== WORK TO COMPLETE ==
Here are some records; return them all exactly.

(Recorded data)
● ● ● ●
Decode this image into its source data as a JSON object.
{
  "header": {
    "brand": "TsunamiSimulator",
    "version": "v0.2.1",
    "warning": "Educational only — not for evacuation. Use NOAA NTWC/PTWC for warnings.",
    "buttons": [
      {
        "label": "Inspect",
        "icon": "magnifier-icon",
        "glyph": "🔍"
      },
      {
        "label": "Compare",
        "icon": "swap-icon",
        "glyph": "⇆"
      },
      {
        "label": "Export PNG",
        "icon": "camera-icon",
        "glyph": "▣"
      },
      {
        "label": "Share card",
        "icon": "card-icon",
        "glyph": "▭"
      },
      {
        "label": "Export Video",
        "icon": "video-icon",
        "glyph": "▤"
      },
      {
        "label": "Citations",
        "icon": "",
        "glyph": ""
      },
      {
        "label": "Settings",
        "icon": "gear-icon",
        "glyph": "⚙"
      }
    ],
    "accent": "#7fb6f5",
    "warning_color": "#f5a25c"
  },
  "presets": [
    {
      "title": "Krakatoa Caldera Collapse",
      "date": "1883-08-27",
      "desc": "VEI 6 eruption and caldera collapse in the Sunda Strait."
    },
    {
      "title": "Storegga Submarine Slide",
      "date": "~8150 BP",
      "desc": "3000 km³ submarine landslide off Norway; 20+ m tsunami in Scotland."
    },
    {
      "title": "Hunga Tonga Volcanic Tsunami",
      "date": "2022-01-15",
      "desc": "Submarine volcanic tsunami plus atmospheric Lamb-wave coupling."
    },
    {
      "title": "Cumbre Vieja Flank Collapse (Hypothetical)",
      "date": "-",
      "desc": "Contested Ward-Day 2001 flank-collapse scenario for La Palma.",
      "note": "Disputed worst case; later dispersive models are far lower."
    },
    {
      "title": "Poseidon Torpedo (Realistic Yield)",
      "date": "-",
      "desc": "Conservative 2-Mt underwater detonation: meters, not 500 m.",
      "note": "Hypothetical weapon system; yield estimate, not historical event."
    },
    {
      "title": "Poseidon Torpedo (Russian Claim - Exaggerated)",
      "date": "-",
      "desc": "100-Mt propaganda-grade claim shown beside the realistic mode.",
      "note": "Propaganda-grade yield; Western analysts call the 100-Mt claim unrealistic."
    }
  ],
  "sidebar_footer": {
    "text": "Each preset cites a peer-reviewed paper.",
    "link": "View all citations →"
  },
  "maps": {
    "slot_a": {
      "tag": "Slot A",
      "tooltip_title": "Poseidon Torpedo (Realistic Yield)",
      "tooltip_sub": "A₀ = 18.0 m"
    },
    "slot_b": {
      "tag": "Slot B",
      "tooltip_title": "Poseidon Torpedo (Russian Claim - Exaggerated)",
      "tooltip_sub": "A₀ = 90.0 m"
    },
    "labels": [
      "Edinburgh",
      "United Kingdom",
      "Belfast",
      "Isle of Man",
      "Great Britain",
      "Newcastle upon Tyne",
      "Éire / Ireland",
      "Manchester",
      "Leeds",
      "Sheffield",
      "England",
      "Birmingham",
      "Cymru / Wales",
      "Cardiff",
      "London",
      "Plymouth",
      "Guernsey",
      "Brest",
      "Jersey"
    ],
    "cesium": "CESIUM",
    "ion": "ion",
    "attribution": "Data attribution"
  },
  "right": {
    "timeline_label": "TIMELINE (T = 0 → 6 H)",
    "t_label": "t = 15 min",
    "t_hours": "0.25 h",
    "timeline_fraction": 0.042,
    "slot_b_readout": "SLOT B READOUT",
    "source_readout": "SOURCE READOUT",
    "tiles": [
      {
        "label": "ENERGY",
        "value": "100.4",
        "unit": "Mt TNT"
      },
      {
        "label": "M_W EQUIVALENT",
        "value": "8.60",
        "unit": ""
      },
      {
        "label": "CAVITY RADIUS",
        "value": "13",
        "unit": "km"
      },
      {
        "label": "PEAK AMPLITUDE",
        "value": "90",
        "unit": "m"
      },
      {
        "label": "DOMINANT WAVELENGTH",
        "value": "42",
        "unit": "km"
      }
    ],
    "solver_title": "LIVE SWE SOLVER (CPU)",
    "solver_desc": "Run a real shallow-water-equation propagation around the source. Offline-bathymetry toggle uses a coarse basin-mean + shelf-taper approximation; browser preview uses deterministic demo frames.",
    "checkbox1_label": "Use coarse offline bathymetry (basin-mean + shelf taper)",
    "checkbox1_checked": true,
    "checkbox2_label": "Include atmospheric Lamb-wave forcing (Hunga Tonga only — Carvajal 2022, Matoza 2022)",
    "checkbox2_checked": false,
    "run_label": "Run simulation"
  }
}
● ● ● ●
== FINISHED TASK ==
Decode this image into its source data as a JSON object.
{
  "header": {
    "brand": "TsunamiSimulator",
    "version": "v0.2.1",
    "warning": "Educational only — not for evacuation. Use NOAA NTWC/PTWC for warnings.",
    "buttons": [
      {
        "label": "Inspect",
        "icon": "magnifier-icon",
        "glyph": "🔍"
      },
      {
        "label": "Compare",
        "icon": "swap-icon",
        "glyph": "⇆"
      },
      {
        "label": "Export PNG",
        "icon": "camera-icon",
        "glyph": "▣"
      },
      {
        "label": "Share card",
        "icon": "card-icon",
        "glyph": "▭"
      },
      {
        "label": "Export Video",
        "icon": "video-icon",
        "glyph": "▤"
      },
      {
        "label": "Citations",
        "icon": "",
        "glyph": ""
      },
      {
        "label": "Settings",
        "icon": "gear-icon",
        "glyph": "⚙"
      }
    ],
    "accent": "#7fb6f5",
    "warning_color": "#f5a25c"
  },
  "presets": [
    {
      "title": "Krakatoa Caldera Collapse",
      "date": "1883-08-27",
      "desc": "VEI 6 eruption and caldera collapse in the Sunda Strait."
    },
    {
      "title": "Storegga Submarine Slide",
      "date": "~8150 BP",
      "desc": "3000 km³ submarine landslide off Norway; 20+ m tsunami in Scotland."
    },
    {
      "title": "Hunga Tonga Volcanic Tsunami",
      "date": "2022-01-15",
      "desc": "Submarine volcanic tsunami plus atmospheric Lamb-wave coupling."
    },
    {
      "title": "Cumbre Vieja Flank Collapse (Hypothetical)",
      "date": "-",
      "desc": "Contested Ward-Day 2001 flank-collapse scenario for La Palma.",
      "note": "Disputed worst case; later dispersive models are far lower."
    },
    {
      "title": "Poseidon Torpedo (Realistic Yield)",
      "date": "-",
      "desc": "Conservative 2-Mt underwater detonation: meters, not 500 m.",
      "note": "Hypothetical weapon system; yield estimate, not historical event."
    },
    {
      "title": "Poseidon Torpedo (Russian Claim - Exaggerated)",
      "date": "-",
      "desc": "100-Mt propaganda-grade claim shown beside the realistic mode.",
      "note": "Propaganda-grade yield; Western analysts call the 100-Mt claim unrealistic."
    }
  ],
  "sidebar_footer": {
    "text": "Each preset cites a peer-reviewed paper.",
    "link": "View all citations →"
  },
  "maps": {
    "slot_a": {
      "tag": "Slot A",
      "tooltip_title": "Poseidon Torpedo (Realistic Yield)",
      "tooltip_sub": "A₀ = 18.0 m"
    },
    "slot_b": {
      "tag": "Slot B",
      "tooltip_title": "Poseidon Torpedo (Russian Claim - Exaggerated)",
      "tooltip_sub": "A₀ = 90.0 m"
    },
    "labels": [
      "Edinburgh",
      "United Kingdom",
      "Belfast",
      "Isle of Man",
      "Great Britain",
      "Newcastle upon Tyne",
      "Éire / Ireland",
      "Manchester",
      "Leeds",
      "Sheffield",
      "England",
      "Birmingham",
      "Cymru / Wales",
      "Cardiff",
      "London",
      "Plymouth",
      "Guernsey",
      "Brest",
      "Jersey"
    ],
    "cesium": "CESIUM",
    "ion": "ion",
    "attribution": "Data attribution"
  },
  "right": {
    "timeline_label": "TIMELINE (T = 0 → 6 H)",
    "t_label": "t = 15 min",
    "t_hours": "0.25 h",
    "timeline_fraction": 0.042,
    "slot_b_readout": "SLOT B READOUT",
    "source_readout": "SOURCE READOUT",
    "tiles": [
      {
        "label": "ENERGY",
        "value": "100.4",
        "unit": "Mt TNT"
      },
      {
        "label": "M_W EQUIVALENT",
        "value": "8.60",
        "unit": ""
      },
      {
        "label": "CAVITY RADIUS",
        "value": "13",
        "unit": "km"
      },
      {
        "label": "PEAK AMPLITUDE",
        "value": "90",
        "unit": "m"
      },
      {
        "label": "DOMINANT WAVELENGTH",
        "value": "42",
        "unit": "km"
      }
    ],
    "solver_title": "LIVE SWE SOLVER (CPU)",
    "solver_desc": "Run a real shallow-water-equation propagation around the source. Offline-bathymetry toggle uses a coarse basin-mean + shelf-taper approximation; browser preview uses deterministic demo frames.",
    "checkbox1_label": "Use coarse offline bathymetry (basin-mean + shelf taper)",
    "checkbox1_checked": true,
    "checkbox2_label": "Include atmospheric Lamb-wave forcing (Hunga Tonga only — Carvajal 2022, Matoza 2022)",
    "checkbox2_checked": false,
    "run_label": "Run simulation"
  }
}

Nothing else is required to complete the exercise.